Viral infections always follow a similar course. The pathogen infiltrates the host cells and uses their replication and protein production machinery to multiply. The virus has to overcome the initial barrier by docking on the surface of the cell membrane. The cell engulfs the virus in a bubble and transports it towards the cell nucleus. During this journey, the solution inside the bubble becomes increasingly acidic. The acidic pH value is ultimately what causes the virus’s outer shell to melt into the membrane of the bubble.
Capsid cracked open like a nut
However, this is only the first part of the process. Like other RNA viruses, the flu virus has to overcome a further obstacle before releasing its genetic code: the few pieces of RNA that make up the genome of the flu virus are packed into a capsid, which keeps the virus stable when moving from cell to cell. The capsid also protects the viral genes against degradation.
Until now, very little has been known about how the capsid of the flu virus is cracked open. A team of researchers from the ETH Zurich, the Friedrich Miescher Institute for Biomedical Research in Basel and the Biological Research Center in Szeged (Hungary) has now discovered exactly how this key aspect of flu infection works: the capsid of the influenza A virus imitates a bundle of protein waste – called an aggresome – that the cell must disentangle and dispose. Deceived in such a way, the cellular waste pickup and disposal complex cracks open the capsid. This discovery has recently been published in the journal Science.

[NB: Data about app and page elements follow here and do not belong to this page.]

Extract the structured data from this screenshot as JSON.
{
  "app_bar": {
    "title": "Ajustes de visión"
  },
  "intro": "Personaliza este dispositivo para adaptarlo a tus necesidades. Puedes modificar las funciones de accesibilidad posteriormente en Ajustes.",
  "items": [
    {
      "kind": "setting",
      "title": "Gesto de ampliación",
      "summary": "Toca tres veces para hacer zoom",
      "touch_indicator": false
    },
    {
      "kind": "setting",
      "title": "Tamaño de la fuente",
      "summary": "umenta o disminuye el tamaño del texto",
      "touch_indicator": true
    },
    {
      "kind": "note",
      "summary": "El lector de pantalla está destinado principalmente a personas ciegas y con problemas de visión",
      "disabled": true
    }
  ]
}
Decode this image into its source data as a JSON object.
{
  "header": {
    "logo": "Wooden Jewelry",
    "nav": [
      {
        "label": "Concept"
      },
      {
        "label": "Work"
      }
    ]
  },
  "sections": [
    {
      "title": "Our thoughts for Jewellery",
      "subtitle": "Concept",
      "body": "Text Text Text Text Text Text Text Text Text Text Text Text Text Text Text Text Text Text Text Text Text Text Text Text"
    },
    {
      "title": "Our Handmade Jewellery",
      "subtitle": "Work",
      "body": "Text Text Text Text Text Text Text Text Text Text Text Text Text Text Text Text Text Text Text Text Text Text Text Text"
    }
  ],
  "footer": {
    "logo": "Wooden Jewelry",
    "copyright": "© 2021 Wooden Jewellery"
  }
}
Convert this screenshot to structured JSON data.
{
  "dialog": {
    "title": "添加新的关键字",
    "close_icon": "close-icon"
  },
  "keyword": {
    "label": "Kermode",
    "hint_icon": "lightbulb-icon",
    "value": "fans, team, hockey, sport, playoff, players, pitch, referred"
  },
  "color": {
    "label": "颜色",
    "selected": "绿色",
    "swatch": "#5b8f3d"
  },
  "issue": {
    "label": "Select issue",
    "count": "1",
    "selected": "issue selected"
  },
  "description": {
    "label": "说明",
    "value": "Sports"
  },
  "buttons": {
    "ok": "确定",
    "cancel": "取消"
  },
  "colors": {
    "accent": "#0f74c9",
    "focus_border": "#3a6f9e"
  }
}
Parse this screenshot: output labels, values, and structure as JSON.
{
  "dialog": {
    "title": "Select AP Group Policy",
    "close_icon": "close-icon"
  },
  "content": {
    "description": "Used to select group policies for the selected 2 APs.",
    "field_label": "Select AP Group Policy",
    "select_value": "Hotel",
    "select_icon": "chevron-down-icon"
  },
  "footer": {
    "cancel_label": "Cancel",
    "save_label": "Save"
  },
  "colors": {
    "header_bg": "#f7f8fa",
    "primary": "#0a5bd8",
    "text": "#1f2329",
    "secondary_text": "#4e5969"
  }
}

The virus capsid carries cellular waste ‘labels’ on its surface. These waste labels, called unanchored ubiquitin, call into action an enzyme known as histone deacetylase (HDAC6), which binds to ubiquitin. At the same time, HDAC6 also binds to scaffolding motor proteins, pulling the perceived “garbage bundle” apart so that it can be degraded. This mechanical stress causes the capsid to tear, releasing the genetic material of the virus. The viral RNA molecules pass through the pores of the cell nucleus, again with the help of cellular transport factors. Once within the nucleus, the cell starts to reproduce the viral genome and build new virus proteins.
Tricking the waste pickup and disposal system
This finding came as a great surprise to the researchers. The waste disposal system of a cell is essential for eliminating protein garbage. If the cell fails to dispose of these waste proteins (caused by stress or heat) quickly enough, the waste starts to aggregate. To get rid of these aggregates, the cell activates its machinery, which dismantles the clumps and breaks them down into smaller pieces, so that they can be degraded. It is precisely this mechanism that the influenza virus exploits.